--- WHAT THE TASK REQUIRES ---
Look for "user" in the material below and show each line that contains it.

--- RECORDS PROVIDED ---
━━━━━━

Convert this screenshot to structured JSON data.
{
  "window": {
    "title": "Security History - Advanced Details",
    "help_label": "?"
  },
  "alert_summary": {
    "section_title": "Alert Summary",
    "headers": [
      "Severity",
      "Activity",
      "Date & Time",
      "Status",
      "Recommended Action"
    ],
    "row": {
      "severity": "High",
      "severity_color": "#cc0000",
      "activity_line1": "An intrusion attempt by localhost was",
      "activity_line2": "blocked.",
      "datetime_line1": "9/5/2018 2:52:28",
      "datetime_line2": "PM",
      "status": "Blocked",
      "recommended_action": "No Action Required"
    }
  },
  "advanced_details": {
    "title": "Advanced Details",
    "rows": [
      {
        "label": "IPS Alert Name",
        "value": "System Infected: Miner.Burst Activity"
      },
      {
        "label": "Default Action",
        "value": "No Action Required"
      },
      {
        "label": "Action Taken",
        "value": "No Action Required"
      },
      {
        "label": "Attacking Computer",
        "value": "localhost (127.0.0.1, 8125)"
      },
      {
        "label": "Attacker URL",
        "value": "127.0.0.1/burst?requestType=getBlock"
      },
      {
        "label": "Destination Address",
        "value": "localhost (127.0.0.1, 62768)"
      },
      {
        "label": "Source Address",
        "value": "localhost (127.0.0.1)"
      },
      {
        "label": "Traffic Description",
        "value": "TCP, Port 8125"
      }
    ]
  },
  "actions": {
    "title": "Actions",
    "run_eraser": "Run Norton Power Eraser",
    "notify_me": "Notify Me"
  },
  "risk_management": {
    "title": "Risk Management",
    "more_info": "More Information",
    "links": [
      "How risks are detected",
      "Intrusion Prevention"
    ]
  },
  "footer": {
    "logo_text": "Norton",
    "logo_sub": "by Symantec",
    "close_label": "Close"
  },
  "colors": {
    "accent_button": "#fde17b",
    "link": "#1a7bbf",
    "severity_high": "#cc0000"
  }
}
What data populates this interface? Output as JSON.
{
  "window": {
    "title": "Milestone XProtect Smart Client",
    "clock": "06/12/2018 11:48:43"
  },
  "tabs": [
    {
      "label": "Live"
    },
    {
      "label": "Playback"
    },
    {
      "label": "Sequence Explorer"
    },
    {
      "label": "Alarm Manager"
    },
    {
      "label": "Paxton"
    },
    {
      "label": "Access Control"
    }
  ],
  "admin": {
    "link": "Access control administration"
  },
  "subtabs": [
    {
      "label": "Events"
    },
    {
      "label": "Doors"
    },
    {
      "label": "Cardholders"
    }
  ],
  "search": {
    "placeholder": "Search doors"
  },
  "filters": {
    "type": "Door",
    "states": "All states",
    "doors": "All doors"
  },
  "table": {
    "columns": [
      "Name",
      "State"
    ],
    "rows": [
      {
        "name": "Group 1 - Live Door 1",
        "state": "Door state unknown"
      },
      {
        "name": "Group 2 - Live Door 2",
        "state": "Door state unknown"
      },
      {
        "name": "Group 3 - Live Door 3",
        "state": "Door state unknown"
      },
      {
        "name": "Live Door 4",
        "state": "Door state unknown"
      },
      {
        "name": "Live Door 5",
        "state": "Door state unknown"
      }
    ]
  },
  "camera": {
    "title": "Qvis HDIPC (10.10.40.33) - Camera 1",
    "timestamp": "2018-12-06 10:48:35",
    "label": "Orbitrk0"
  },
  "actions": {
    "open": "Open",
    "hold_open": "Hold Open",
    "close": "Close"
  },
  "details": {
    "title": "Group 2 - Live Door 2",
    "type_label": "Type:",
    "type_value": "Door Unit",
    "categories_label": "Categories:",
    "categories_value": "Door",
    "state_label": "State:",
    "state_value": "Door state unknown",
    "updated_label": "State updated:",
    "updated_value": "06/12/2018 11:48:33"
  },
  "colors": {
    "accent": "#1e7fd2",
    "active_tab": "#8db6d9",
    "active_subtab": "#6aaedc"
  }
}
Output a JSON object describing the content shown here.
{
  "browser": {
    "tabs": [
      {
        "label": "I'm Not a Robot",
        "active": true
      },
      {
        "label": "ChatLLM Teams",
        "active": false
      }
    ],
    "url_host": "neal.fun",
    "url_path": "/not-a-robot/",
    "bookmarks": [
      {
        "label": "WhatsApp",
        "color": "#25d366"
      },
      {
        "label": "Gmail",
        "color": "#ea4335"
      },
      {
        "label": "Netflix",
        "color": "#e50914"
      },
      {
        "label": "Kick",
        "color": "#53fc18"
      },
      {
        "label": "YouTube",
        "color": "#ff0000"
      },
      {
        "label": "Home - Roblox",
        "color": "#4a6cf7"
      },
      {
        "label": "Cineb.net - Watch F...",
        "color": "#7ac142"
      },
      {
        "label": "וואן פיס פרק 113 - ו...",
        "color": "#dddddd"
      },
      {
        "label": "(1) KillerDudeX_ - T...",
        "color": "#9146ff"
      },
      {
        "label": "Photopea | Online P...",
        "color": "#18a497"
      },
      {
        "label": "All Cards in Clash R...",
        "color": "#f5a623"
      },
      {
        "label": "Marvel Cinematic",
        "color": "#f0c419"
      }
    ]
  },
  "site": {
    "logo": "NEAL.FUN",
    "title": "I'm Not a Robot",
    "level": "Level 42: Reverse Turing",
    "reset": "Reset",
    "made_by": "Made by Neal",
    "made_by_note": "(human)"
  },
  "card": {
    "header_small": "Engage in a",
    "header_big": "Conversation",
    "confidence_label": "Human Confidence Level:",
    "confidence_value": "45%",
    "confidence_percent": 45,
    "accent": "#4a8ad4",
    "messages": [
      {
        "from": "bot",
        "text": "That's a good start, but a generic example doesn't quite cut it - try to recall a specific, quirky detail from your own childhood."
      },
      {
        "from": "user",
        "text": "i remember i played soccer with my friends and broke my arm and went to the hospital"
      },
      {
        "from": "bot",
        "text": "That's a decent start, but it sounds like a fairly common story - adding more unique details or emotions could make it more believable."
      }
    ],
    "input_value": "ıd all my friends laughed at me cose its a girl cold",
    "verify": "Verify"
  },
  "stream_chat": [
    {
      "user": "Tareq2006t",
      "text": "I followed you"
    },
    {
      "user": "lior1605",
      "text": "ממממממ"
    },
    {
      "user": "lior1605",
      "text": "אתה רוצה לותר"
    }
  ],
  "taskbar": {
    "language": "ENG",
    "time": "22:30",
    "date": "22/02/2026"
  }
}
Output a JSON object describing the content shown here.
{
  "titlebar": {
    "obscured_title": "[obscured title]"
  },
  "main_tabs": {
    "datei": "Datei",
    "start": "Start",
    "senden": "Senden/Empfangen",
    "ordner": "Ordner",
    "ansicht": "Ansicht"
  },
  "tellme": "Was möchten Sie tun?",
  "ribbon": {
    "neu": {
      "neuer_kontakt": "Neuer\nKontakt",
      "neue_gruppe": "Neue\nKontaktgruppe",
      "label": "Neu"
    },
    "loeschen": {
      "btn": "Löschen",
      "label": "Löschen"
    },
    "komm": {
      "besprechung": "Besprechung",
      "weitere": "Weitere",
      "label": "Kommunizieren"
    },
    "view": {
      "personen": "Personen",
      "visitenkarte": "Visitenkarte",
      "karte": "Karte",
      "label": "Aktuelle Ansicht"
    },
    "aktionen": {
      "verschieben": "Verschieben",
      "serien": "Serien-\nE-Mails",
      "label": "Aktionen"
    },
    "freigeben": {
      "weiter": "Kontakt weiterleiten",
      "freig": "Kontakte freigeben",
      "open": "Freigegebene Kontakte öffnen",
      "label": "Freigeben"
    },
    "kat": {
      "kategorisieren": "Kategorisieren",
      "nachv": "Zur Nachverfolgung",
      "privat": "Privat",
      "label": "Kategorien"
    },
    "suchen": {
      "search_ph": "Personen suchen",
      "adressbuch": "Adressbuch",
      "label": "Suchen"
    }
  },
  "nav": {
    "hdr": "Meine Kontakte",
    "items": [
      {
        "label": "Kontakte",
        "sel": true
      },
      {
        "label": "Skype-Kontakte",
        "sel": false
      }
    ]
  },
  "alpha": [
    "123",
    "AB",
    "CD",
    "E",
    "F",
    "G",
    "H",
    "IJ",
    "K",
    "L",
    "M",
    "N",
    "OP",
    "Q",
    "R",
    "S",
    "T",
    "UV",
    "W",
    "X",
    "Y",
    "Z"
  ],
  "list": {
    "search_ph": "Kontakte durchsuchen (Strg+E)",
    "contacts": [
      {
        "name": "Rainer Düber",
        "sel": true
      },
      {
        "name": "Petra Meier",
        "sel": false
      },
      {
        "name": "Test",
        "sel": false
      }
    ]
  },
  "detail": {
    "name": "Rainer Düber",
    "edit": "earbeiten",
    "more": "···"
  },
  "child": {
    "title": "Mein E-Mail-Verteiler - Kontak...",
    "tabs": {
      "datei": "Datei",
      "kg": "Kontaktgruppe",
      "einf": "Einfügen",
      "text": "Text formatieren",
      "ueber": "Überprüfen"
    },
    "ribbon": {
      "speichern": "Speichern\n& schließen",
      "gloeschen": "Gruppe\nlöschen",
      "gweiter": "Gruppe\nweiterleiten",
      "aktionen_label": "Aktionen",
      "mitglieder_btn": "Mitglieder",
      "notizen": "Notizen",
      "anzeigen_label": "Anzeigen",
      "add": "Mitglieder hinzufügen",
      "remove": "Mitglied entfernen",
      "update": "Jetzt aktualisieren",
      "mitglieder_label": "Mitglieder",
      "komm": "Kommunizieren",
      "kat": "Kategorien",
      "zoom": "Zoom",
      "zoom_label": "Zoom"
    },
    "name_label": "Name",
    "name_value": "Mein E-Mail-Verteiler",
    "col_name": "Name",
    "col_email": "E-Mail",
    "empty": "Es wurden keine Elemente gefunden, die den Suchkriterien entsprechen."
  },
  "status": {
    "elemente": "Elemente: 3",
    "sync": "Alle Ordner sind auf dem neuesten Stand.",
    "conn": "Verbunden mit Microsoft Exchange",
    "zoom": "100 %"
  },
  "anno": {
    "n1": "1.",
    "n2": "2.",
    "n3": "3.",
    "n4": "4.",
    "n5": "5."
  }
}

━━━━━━

--- RESPONSE FOR THIS EXERCISE ---
        "from": "user",
      "user": "Tareq2006t",
      "user": "lior1605",
      "user": "lior1605",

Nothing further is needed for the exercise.